The Zofran and IV fluids did help, and within a couple of hours I was feeling more like myself. I am deeply, wildly grateful for modern medicine and easy access at times like this. Although my condition was not immediately dangerous to me or my pregnancy, I cannot imagine living with that kind of nausea, never mind functioning in a normal way. And, I'm back on Diclectin, which does work very well for me. Again, ideally I'd like to not use any drugs, but everybody has a limit, and vomiting every 5 minutes for 7 hours is mine. I'm still home today, but well rested and starting to eat normally again.

Because of the severity of the nausea, the Urgent Care doctor sent me for an ultrasound, to rule out molar pregnancy or multiples. I had the feeling things were fine, but it was a little nerve wracking since it brought to mind the series of inconclusive early ultrasounds I had when pregnant with AJ.  I went in today and was lucky to have a very nice, very skilled tech. She saw one sac, ruling out molar (huge sigh of relief). Nothing else showed up externally, so we did internal. She took quite a long time looking at things, so I nervously amused myself by checking out her facial expressions every few minutes. She looked relaxed, focused and intrigued, so I chose not to ask questions.

Eventually, she turned the screen toward me.  One the screen she showed me a sac, a tiny fetal pole inside, and - wonders! - a little flicker of a heartbeat. The image was very clear and I could see everything she pointed out.
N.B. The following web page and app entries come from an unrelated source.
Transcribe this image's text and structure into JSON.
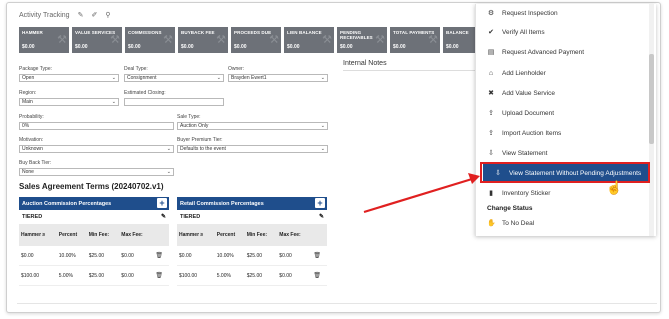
{
  "activity": {
    "label": "Activity Tracking"
  },
  "tiles": [
    {
      "label": "HAMMER",
      "value": "$0.00"
    },
    {
      "label": "VALUE SERVICES",
      "value": "$0.00"
    },
    {
      "label": "COMMISSIONS",
      "value": "$0.00"
    },
    {
      "label": "BUYBACK FEE",
      "value": "$0.00"
    },
    {
      "label": "PROCEEDS DUE",
      "value": "$0.00"
    },
    {
      "label": "LIEN BALANCE",
      "value": "$0.00"
    },
    {
      "label": "PENDING RECEIVABLES",
      "value": "$0.00"
    },
    {
      "label": "TOTAL PAYMENTS",
      "value": "$0.00"
    },
    {
      "label": "BALANCE",
      "value": "$0.00"
    }
  ],
  "form": {
    "package_type_label": "Package Type:",
    "package_type_value": "Open",
    "deal_type_label": "Deal Type:",
    "deal_type_value": "Consignment",
    "owner_label": "Owner:",
    "owner_value": "Brayden Ewert1",
    "region_label": "Region:",
    "region_value": "Main",
    "estimated_closing_label": "Estimated Closing:",
    "estimated_closing_value": "",
    "probability_label": "Probability:",
    "probability_value": "0%",
    "sale_type_label": "Sale Type:",
    "sale_type_value": "Auction Only",
    "motivation_label": "Motivation:",
    "motivation_value": "Unknown",
    "buyer_premium_label": "Buyer Premium Tier:",
    "buyer_premium_value": "Defaults to the event",
    "buy_back_label": "Buy Back Tier:",
    "buy_back_value": "None"
  },
  "internal_notes": "Internal Notes",
  "agreement_title": "Sales Agreement Terms (20240702.v1)",
  "auction_card": {
    "title": "Auction Commission Percentages",
    "tiered": "TIERED",
    "headers": [
      "Hammer ≥",
      "Percent",
      "Min Fee:",
      "Max Fee:"
    ],
    "rows": [
      [
        "$0.00",
        "10.00%",
        "$25.00",
        "$0.00"
      ],
      [
        "$100.00",
        "5.00%",
        "$25.00",
        "$0.00"
      ]
    ]
  },
  "retail_card": {
    "title": "Retail Commission Percentages",
    "tiered": "TIERED",
    "headers": [
      "Hammer ≥",
      "Percent",
      "Min Fee:",
      "Max Fee:"
    ],
    "rows": [
      [
        "$0.00",
        "10.00%",
        "$25.00",
        "$0.00"
      ],
      [
        "$100.00",
        "5.00%",
        "$25.00",
        "$0.00"
      ]
    ]
  },
  "menu": {
    "items": [
      {
        "label": "Request Inspection",
        "icon": "inspection-icon",
        "glyph": "⚙"
      },
      {
        "label": "Verify All Items",
        "icon": "check-circle-icon",
        "glyph": "✔"
      },
      {
        "label": "Request Advanced Payment",
        "icon": "payment-icon",
        "glyph": "▤"
      },
      {
        "label": "Add Lienholder",
        "icon": "bank-icon",
        "glyph": "⌂"
      },
      {
        "label": "Add Value Service",
        "icon": "value-service-icon",
        "glyph": "✖"
      },
      {
        "label": "Upload Document",
        "icon": "upload-icon",
        "glyph": "⇪"
      },
      {
        "label": "Import Auction Items",
        "icon": "import-icon",
        "glyph": "⇪"
      },
      {
        "label": "View Statement",
        "icon": "download-icon",
        "glyph": "⇩"
      },
      {
        "label": "View Statement Without Pending Adjustments",
        "icon": "download-icon",
        "glyph": "⇩"
      },
      {
        "label": "Inventory Sticker",
        "icon": "sticker-icon",
        "glyph": "▮"
      }
    ],
    "change_status_heading": "Change Status",
    "status_items": [
      {
        "label": "To No Deal",
        "icon": "thumbs-down-icon",
        "glyph": "✋"
      }
    ]
  },
  "colors": {
    "accent": "#1f4e8c",
    "highlight_border": "#e02020",
    "tile_bg": "#6d7178"
  }
}
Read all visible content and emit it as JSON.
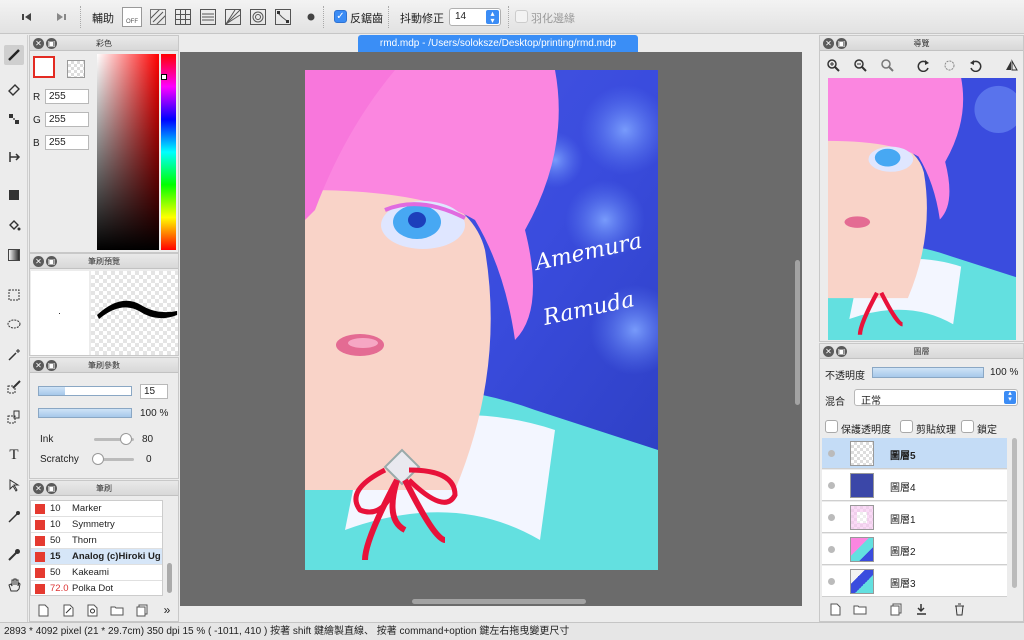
{
  "toolbar": {
    "assist_label": "輔助",
    "antialias_label": "反鋸齒",
    "antialias_checked": true,
    "stabilizer_label": "抖動修正",
    "stabilizer_value": "14",
    "feather_label": "羽化邊緣",
    "feather_checked": false,
    "off_label": "OFF"
  },
  "document": {
    "title": "rmd.mdp - /Users/soloksze/Desktop/printing/rmd.mdp"
  },
  "color_panel": {
    "title": "彩色",
    "r_label": "R",
    "r_value": "255",
    "g_label": "G",
    "g_value": "255",
    "b_label": "B",
    "b_value": "255",
    "fg_color": "#ffffff",
    "accent": "#ff0000"
  },
  "brush_preview": {
    "title": "筆刷預覽"
  },
  "brush_params": {
    "title": "筆刷參數",
    "size_value": "15",
    "opacity_value": "100 %",
    "ink_label": "Ink",
    "ink_value": "80",
    "scratchy_label": "Scratchy",
    "scratchy_value": "0",
    "size_fill": 0.28,
    "opacity_fill": 1.0,
    "ink_level": 0.8,
    "scratchy_level": 0.0
  },
  "brush_list": {
    "title": "筆刷",
    "items": [
      {
        "size": "10",
        "name": "Marker",
        "selected": false
      },
      {
        "size": "10",
        "name": "Symmetry",
        "selected": false
      },
      {
        "size": "50",
        "name": "Thorn",
        "selected": false
      },
      {
        "size": "15",
        "name": "Analog (c)Hiroki Ug",
        "selected": true
      },
      {
        "size": "50",
        "name": "Kakeami",
        "selected": false
      },
      {
        "size": "72.0",
        "name": "Polka Dot",
        "selected": false
      }
    ]
  },
  "navigator": {
    "title": "導覽"
  },
  "artwork": {
    "signature_line1": "Amemura",
    "signature_line2": "Ramuda"
  },
  "layers_panel": {
    "title": "圖層",
    "opacity_label": "不透明度",
    "opacity_value": "100 %",
    "opacity_fill": 1.0,
    "blend_label": "混合",
    "blend_value": "正常",
    "protect_alpha_label": "保護透明度",
    "clipping_label": "剪貼紋理",
    "lock_label": "鎖定",
    "layers": [
      {
        "name": "圖層5",
        "selected": true,
        "thumb": "checker"
      },
      {
        "name": "圖層4",
        "selected": false,
        "thumb": "#3b47a8"
      },
      {
        "name": "圖層1",
        "selected": false,
        "thumb": "sketch"
      },
      {
        "name": "圖層2",
        "selected": false,
        "thumb": "art"
      },
      {
        "name": "圖層3",
        "selected": false,
        "thumb": "art2"
      }
    ]
  },
  "status": {
    "text": "2893 * 4092 pixel  (21 * 29.7cm)  350 dpi  15 %  ( -1011, 410 )  按著 shift 鍵繪製直線、 按著 command+option 鍵左右拖曳變更尺寸"
  }
}
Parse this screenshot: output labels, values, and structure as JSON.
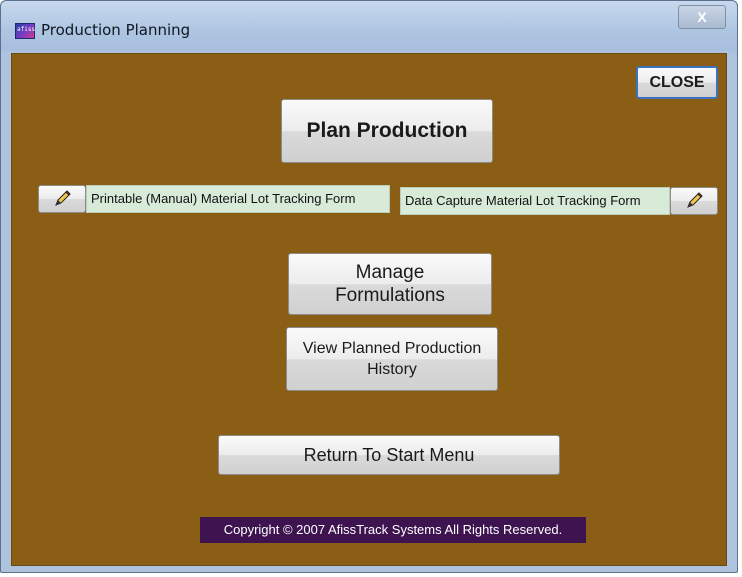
{
  "window": {
    "title": "Production Planning",
    "close_glyph": "X",
    "app_icon_text": "afiss"
  },
  "buttons": {
    "close": "CLOSE",
    "plan_production": "Plan Production",
    "manage_formulations_line1": "Manage",
    "manage_formulations_line2": "Formulations",
    "view_history_line1": "View Planned Production",
    "view_history_line2": "History",
    "return_start": "Return To Start Menu"
  },
  "links": {
    "printable_form": "Printable (Manual) Material Lot Tracking Form",
    "data_capture_form": "Data Capture Material Lot Tracking Form"
  },
  "footer": {
    "copyright": "Copyright © 2007 AfissTrack Systems All Rights Reserved."
  },
  "icons": [
    "pencil-icon",
    "app-icon",
    "window-close-icon"
  ],
  "colors": {
    "client_background": "#8b5e15",
    "copyright_background": "#3e1450",
    "label_background": "#d8ead8"
  }
}
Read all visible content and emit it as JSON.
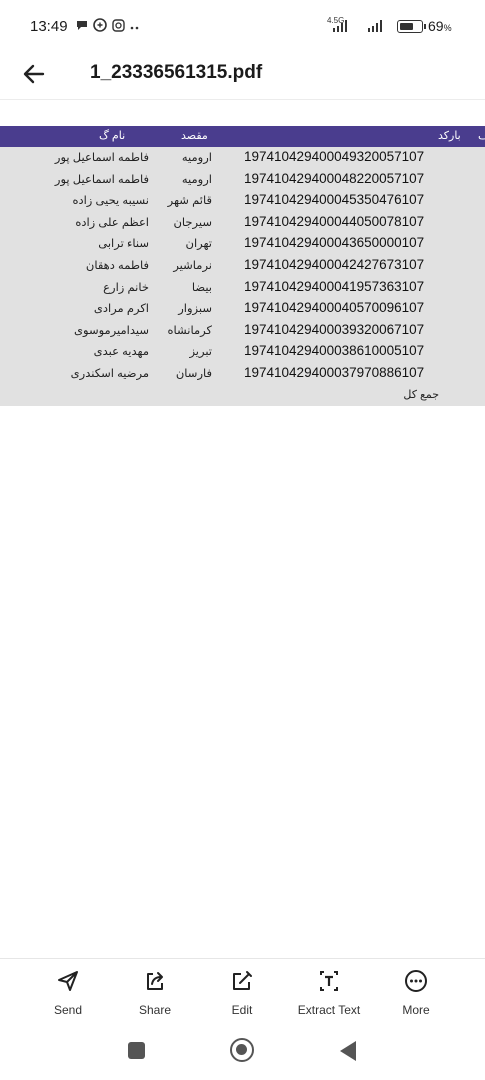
{
  "status_bar": {
    "time": "13:49",
    "network_label": "4.5G",
    "battery_percent": "69",
    "battery_percent_sign": "%",
    "battery_level": 0.69,
    "notification_icons": [
      "chat-bubble-icon",
      "app-logo-icon",
      "instagram-icon",
      "more-dots-icon"
    ]
  },
  "app_bar": {
    "file_title": "1_23336561315.pdf"
  },
  "document": {
    "header": {
      "barcode": "بارکد",
      "first_col_partial": "ف",
      "destination": "مقصد",
      "name": "نام گ"
    },
    "rows": [
      {
        "barcode": "197410429400049320057107",
        "destination": "ارومیه",
        "name": "فاطمه اسماعیل پور"
      },
      {
        "barcode": "197410429400048220057107",
        "destination": "ارومیه",
        "name": "فاطمه اسماعیل پور"
      },
      {
        "barcode": "197410429400045350476107",
        "destination": "قائم شهر",
        "name": "نسیبه یحیی زاده"
      },
      {
        "barcode": "197410429400044050078107",
        "destination": "سیرجان",
        "name": "اعظم علی زاده"
      },
      {
        "barcode": "197410429400043650000107",
        "destination": "تهران",
        "name": "سناء ترابی"
      },
      {
        "barcode": "197410429400042427673107",
        "destination": "نرماشیر",
        "name": "فاطمه دهقان"
      },
      {
        "barcode": "197410429400041957363107",
        "destination": "بیضا",
        "name": "خانم زارع"
      },
      {
        "barcode": "197410429400040570096107",
        "destination": "سبزوار",
        "name": "اکرم مرادی"
      },
      {
        "barcode": "197410429400039320067107",
        "destination": "کرمانشاه",
        "name": "سیدامیرموسوی"
      },
      {
        "barcode": "197410429400038610005107",
        "destination": "تبریز",
        "name": "مهدیه عبدی"
      },
      {
        "barcode": "197410429400037970886107",
        "destination": "فارسان",
        "name": "مرضیه اسکندری"
      }
    ],
    "total_label": "جمع کل"
  },
  "toolbar": {
    "send_label": "Send",
    "share_label": "Share",
    "edit_label": "Edit",
    "extract_text_label": "Extract Text",
    "more_label": "More"
  },
  "colors": {
    "header_bg": "#4a3d8e",
    "doc_bg": "#e1e1e1",
    "text": "#222222"
  }
}
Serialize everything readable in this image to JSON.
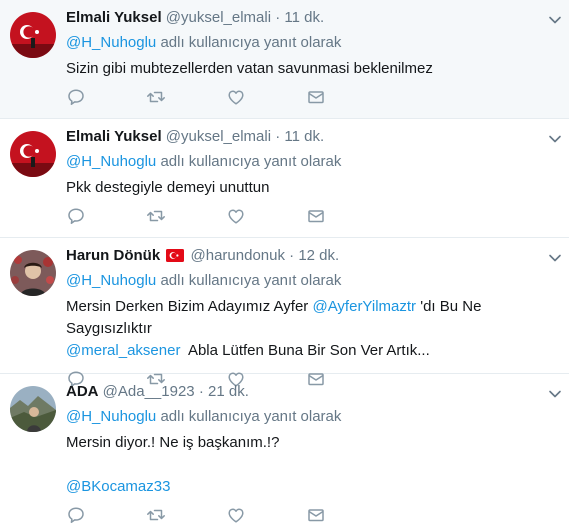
{
  "colors": {
    "link": "#1b95e0",
    "muted": "#657786",
    "text": "#14171a",
    "highlight_bg": "#f5f8fa"
  },
  "tweets": [
    {
      "name": "Elmali Yuksel",
      "handle": "@yuksel_elmali",
      "separator": "·",
      "time": "11 dk.",
      "reply_mention": "@H_Nuhoglu",
      "reply_suffix": " adlı kullanıcıya yanıt olarak",
      "line1": "Sizin gibi mubtezellerden vatan savunmasi beklenilmez"
    },
    {
      "name": "Elmali Yuksel",
      "handle": "@yuksel_elmali",
      "separator": "·",
      "time": "11 dk.",
      "reply_mention": "@H_Nuhoglu",
      "reply_suffix": " adlı kullanıcıya yanıt olarak",
      "line1": "Pkk destegiyle demeyi unuttun"
    },
    {
      "name": "Harun Dönük",
      "flag_icon": "turkey-flag-icon",
      "handle": "@harundonuk",
      "separator": "·",
      "time": "12 dk.",
      "reply_mention": "@H_Nuhoglu",
      "reply_suffix": " adlı kullanıcıya yanıt olarak",
      "line1_a": "Mersin Derken Bizim Adayımız Ayfer ",
      "line1_mention": "@AyferYilmaztr",
      "line1_b": " 'dı Bu Ne Saygısızlıktır",
      "line2_mention": "@meral_aksener",
      "line2_b": "  Abla Lütfen Buna Bir Son Ver Artık..."
    },
    {
      "name": "ADA",
      "handle": "@Ada__1923",
      "separator": "·",
      "time": "21 dk.",
      "reply_mention": "@H_Nuhoglu",
      "reply_suffix": " adlı kullanıcıya yanıt olarak",
      "line1": "Mersin diyor.! Ne iş başkanım.!?",
      "line2_mention": "@BKocamaz33"
    }
  ],
  "icons": [
    "reply-icon",
    "retweet-icon",
    "like-icon",
    "direct-message-icon",
    "chevron-down-icon"
  ]
}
She said it was challenging to measure the heartbeat but she recorded it twice at 120bpm. There was definitely only one embryo, no twins. This is a relief since if I was going to have twins, I'm pretty sure they would be identical. I cannot imagine myself ovulating two good eggs. And identical twins are more likely to have complications. So this was good news, all around. She dated the embryo at 5 weeks, 6 days which sounds exactly right.

So, on one hand it hasn't been the greatest of weeks, but at least we got some reassurance that things are progressing well so far. I'm still crossing my fingers for a smoother run the rest of the month.